No, not at all. There's not really a coherent narrative running from the first to the third, but they're all about two in the morning; they're all written at two in the morning, they're all recorded at two in the morning. We recorded all of those EPs in my bedroom, so they're three very, very personal records. I do treat them as our first album because none of the material was subject to committee or compromise--it wasn't like diluted through other people's visions remotely. We wrote those records for those records, and I don't think that happens that often anymore; EP's are normally treated as a vehicle to put out a single, for example, and we wanted to take singles and write records around them.
So what was the writing process for these? Are you coming up with something in your bedroom and then the band comes in?
To be honest with you, I tend not really to talk about that.

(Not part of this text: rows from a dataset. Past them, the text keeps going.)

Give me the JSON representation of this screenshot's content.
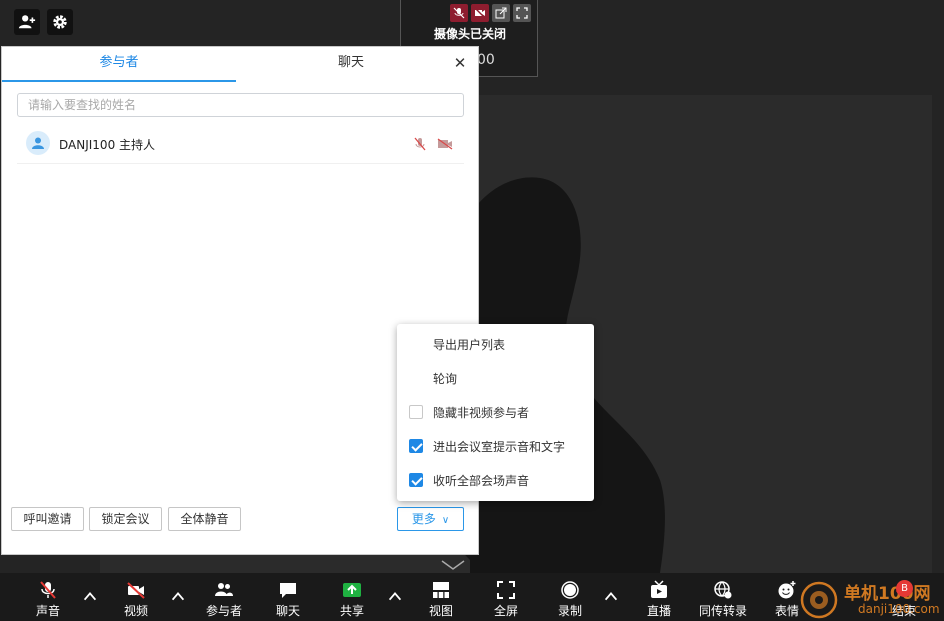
{
  "thumbnail": {
    "camera_off_text": "摄像头已关闭",
    "name_tail": "00"
  },
  "panel": {
    "tabs": [
      {
        "label": "参与者"
      },
      {
        "label": "聊天"
      }
    ],
    "search_placeholder": "请输入要查找的姓名",
    "participants": [
      {
        "name": "DANJI100 主持人"
      }
    ],
    "buttons": {
      "call_invite": "呼叫邀请",
      "lock_meeting": "锁定会议",
      "mute_all": "全体静音",
      "more": "更多"
    }
  },
  "more_menu": {
    "items": [
      {
        "label": "导出用户列表",
        "checkbox": false
      },
      {
        "label": "轮询",
        "checkbox": false
      },
      {
        "label": "隐藏非视频参与者",
        "checkbox": true,
        "checked": false
      },
      {
        "label": "进出会议室提示音和文字",
        "checkbox": true,
        "checked": true
      },
      {
        "label": "收听全部会场声音",
        "checkbox": true,
        "checked": true
      }
    ]
  },
  "toolbar": {
    "items": [
      {
        "label": "声音",
        "icon": "mic-muted-icon"
      },
      {
        "label": "视频",
        "icon": "camera-off-icon"
      },
      {
        "label": "参与者",
        "icon": "participants-icon"
      },
      {
        "label": "聊天",
        "icon": "chat-icon"
      },
      {
        "label": "共享",
        "icon": "share-icon"
      },
      {
        "label": "视图",
        "icon": "layout-icon"
      },
      {
        "label": "全屏",
        "icon": "fullscreen-icon"
      },
      {
        "label": "录制",
        "icon": "record-icon"
      },
      {
        "label": "直播",
        "icon": "live-icon"
      },
      {
        "label": "同传转录",
        "icon": "transcribe-icon"
      },
      {
        "label": "表情",
        "icon": "emoji-icon"
      },
      {
        "label": "结束",
        "icon": "end-icon"
      }
    ]
  },
  "watermark": {
    "title": "单机100网",
    "url": "danji100.com",
    "badge": "B"
  },
  "colors": {
    "accent": "#2b97e8",
    "muted_red": "#8e1d2f",
    "toolbar_bg": "#1a1a1a",
    "share_green": "#1fb141"
  }
}
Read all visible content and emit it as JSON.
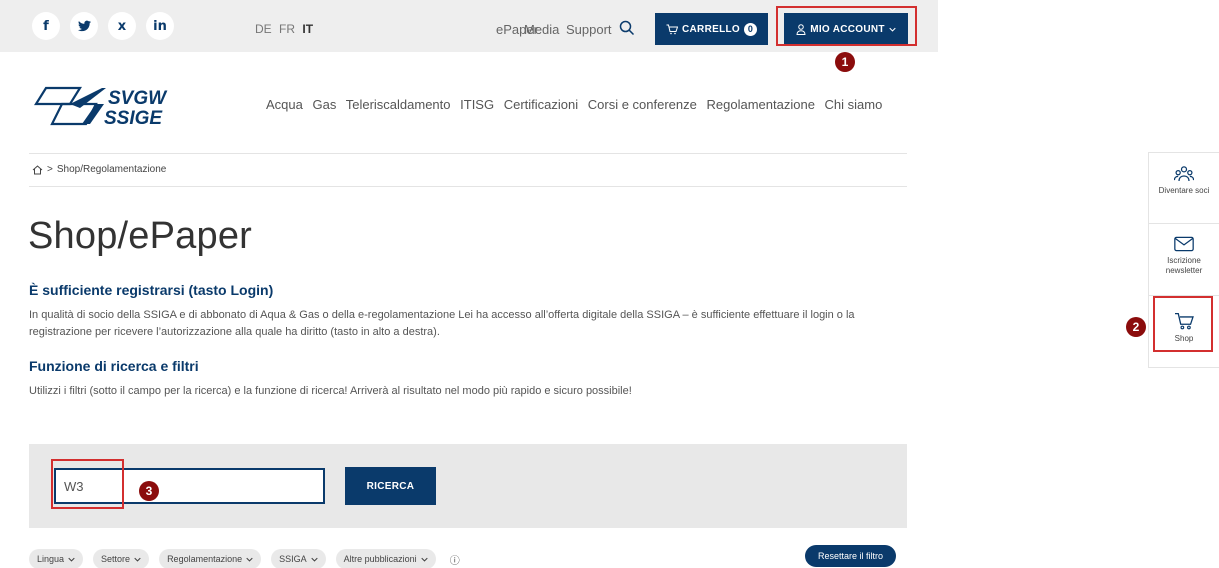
{
  "topbar": {
    "social": [
      {
        "name": "facebook-icon",
        "glyph": "f"
      },
      {
        "name": "twitter-icon",
        "glyph": "🐦"
      },
      {
        "name": "xing-icon",
        "glyph": "x"
      },
      {
        "name": "linkedin-icon",
        "glyph": "in"
      }
    ],
    "languages": [
      "DE",
      "FR",
      "IT"
    ],
    "active_language": "IT",
    "links": [
      "ePaper",
      "Media",
      "Support"
    ],
    "cart_label": "CARRELLO",
    "cart_count": "0",
    "account_label": "MIO ACCOUNT"
  },
  "logo": {
    "line1": "SVGW",
    "line2": "SSIGE"
  },
  "nav": [
    "Acqua",
    "Gas",
    "Teleriscaldamento",
    "ITISG",
    "Certificazioni",
    "Corsi e conferenze",
    "Regolamentazione",
    "Chi siamo"
  ],
  "breadcrumb": {
    "separator": ">",
    "path": "Shop/Regolamentazione"
  },
  "page": {
    "title": "Shop/ePaper",
    "section1_heading": "È sufficiente registrarsi (tasto Login)",
    "section1_text": "In qualità di socio della SSIGA e di abbonato di Aqua & Gas o della e-regolamentazione Lei ha accesso all’offerta digitale della SSIGA – è sufficiente effettuare il login o la registrazione per ricevere l’autorizzazione alla quale ha diritto (tasto in alto a destra).",
    "section2_heading": "Funzione di ricerca e filtri",
    "section2_text": "Utilizzi i filtri (sotto il campo per la ricerca) e la funzione di ricerca! Arriverà al risultato nel modo più rapido e sicuro possibile!"
  },
  "search": {
    "value": "W3",
    "button_label": "RICERCA"
  },
  "filters": [
    "Lingua",
    "Settore",
    "Regolamentazione",
    "SSIGA",
    "Altre pubblicazioni"
  ],
  "filters_info": "ⓘ",
  "reset_label": "Resettare il filtro",
  "rail": [
    {
      "label": "Diventare soci"
    },
    {
      "label": "Iscrizione newsletter"
    },
    {
      "label": "Shop"
    }
  ],
  "annotations": [
    "1",
    "2",
    "3"
  ],
  "colors": {
    "brand": "#0a3a6b",
    "highlight": "#d32f2f",
    "marker": "#8b0c0c"
  }
}
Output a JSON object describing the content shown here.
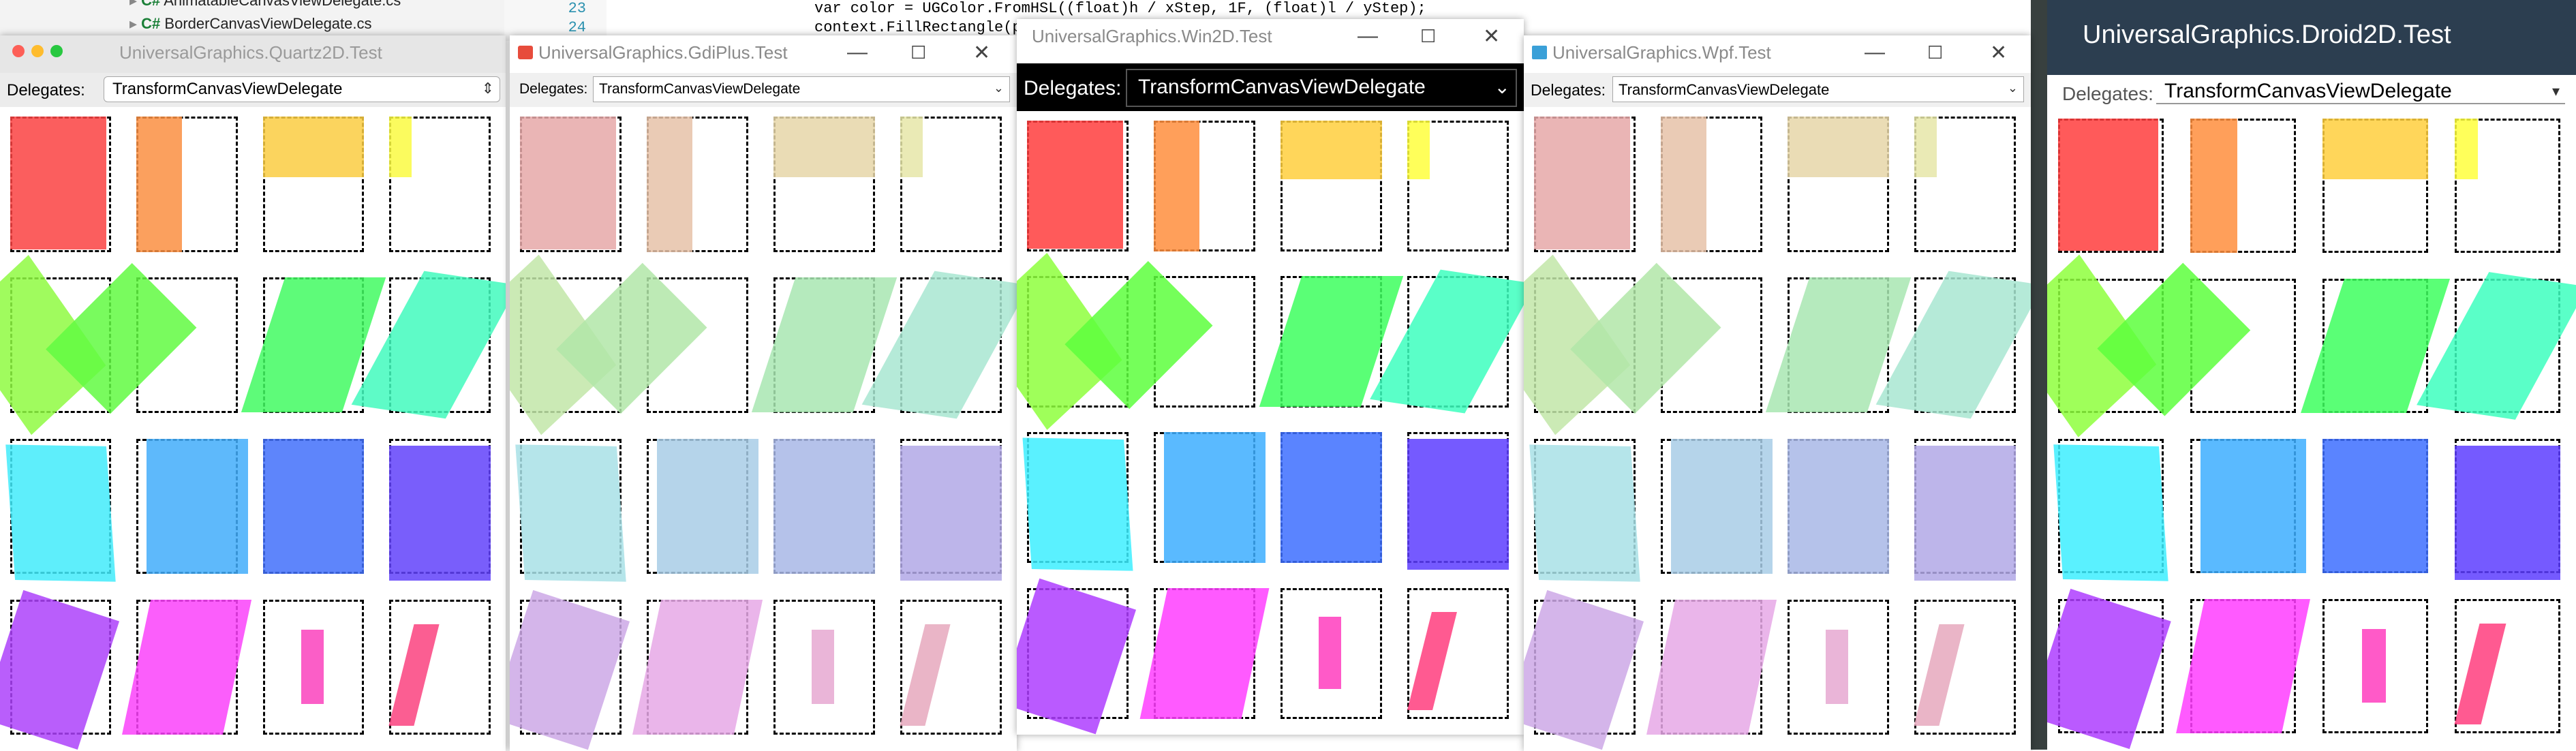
{
  "background": {
    "solution_items": [
      "AnimatableCanvasViewDelegate.cs",
      "BorderCanvasViewDelegate.cs"
    ],
    "file_badge": "C#",
    "code_lines": [
      {
        "num": "23",
        "text": "var color = UGColor.FromHSL((float)h / xStep, 1F, (float)l / yStep);"
      },
      {
        "num": "24",
        "text": "context.FillRectangle(p"
      }
    ]
  },
  "windows": [
    {
      "title": "UniversalGraphics.Quartz2D.Test",
      "delegates_label": "Delegates:",
      "selected_delegate": "TransformCanvasViewDelegate",
      "style": "mac"
    },
    {
      "title": "UniversalGraphics.GdiPlus.Test",
      "delegates_label": "Delegates:",
      "selected_delegate": "TransformCanvasViewDelegate",
      "style": "win"
    },
    {
      "title": "UniversalGraphics.Win2D.Test",
      "delegates_label": "Delegates:",
      "selected_delegate": "TransformCanvasViewDelegate",
      "style": "uwp"
    },
    {
      "title": "UniversalGraphics.Wpf.Test",
      "delegates_label": "Delegates:",
      "selected_delegate": "TransformCanvasViewDelegate",
      "style": "win"
    },
    {
      "title": "UniversalGraphics.Droid2D.Test",
      "delegates_label": "Delegates:",
      "selected_delegate": "TransformCanvasViewDelegate",
      "style": "android"
    }
  ],
  "icons": {
    "window_minimize": "minimize-icon",
    "window_maximize": "maximize-icon",
    "window_close": "close-icon",
    "dropdown": "chevron-down-icon",
    "app": "app-icon"
  },
  "colors": {
    "mac_close": "#fd5f57",
    "mac_minimize": "#febc2e",
    "mac_maximize": "#28c840",
    "uwp_dark": "#000000",
    "android_bar": "#2c3e50"
  }
}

Not really in a pretentious, trying-to-be-enigmatic way, but [our songwriting process] is kind of the only thing that we have left now, you know? We've created this world and we don't like to be perceived as four individuals; we like to be perceived as a unit. It's so cliche to say that we're brothers, but we've lived pretty much in the same house for about 10 years...that's the one thing that we've got. We write together, and I'd have to think about it a lot in order explain how we wrote. But that's not really remotely being clandestine!
You mentioned at your NYC show that the new album was inspired by John Hughes. Is this your brat pack album?.
Yeah, John Hughes, I fell in love with music through film. I think there are certain records and certain songs that can take you to a nostalgic place, they have a certain amount of antiquity to them that's really really special for people. I grew up with those movies and we really wanted to make a record that made us feel in the same way that that does. So it's very heavily inspired by the visuals of John Hughes, and we're obsessed with the '80s, the great '80s, because the '80s have been totally exploited in dance music and fashion in the past five or six years, but nobody has done anything like when Peter Gabriel was doing "Soul" or Michael Jackson was doing "Bad." And I suppose in a kind of really arrogant way, we kind of wanted to do the same kind of record. But remember, we didn't even really cared if [the music] went out or not, we just wanted to make vicious pop record. I think we've done it--well, we've done it for us, anyways.
Do you think that, as a band, you have that potential to reach that same level?
Yeah. Because if I didn't, I don't think we would have gotten here. I do think we have the potential, and the day that I stop believing that is the day that we lose our conviction. I don't know if I want to be really famous; I'd like the 1975 to be huge, but [take] Brian Johnson, the lead singer of AC/DC, he's got the perfect life: I've walked down the street with him and nobody recognizes him. He's the fucking lead singer of AC/DC! But I'm all haircuts and leather jackets and I can't avoid it. I dunno. I'm like any human being, I don't like being judged very much. And it scares me a little bit, but I've just got to take it in strides.
With the album stewing for a while, is it going to be weird for you once it comes out in August?
I mean, it's the love affair of my adult life. Every single song on that album at one point or another has been the most important thing in my life at that time. So after that's gone, that would be like using a part of myself. It'll be strange, it'll be unsettling, but it will be exciting.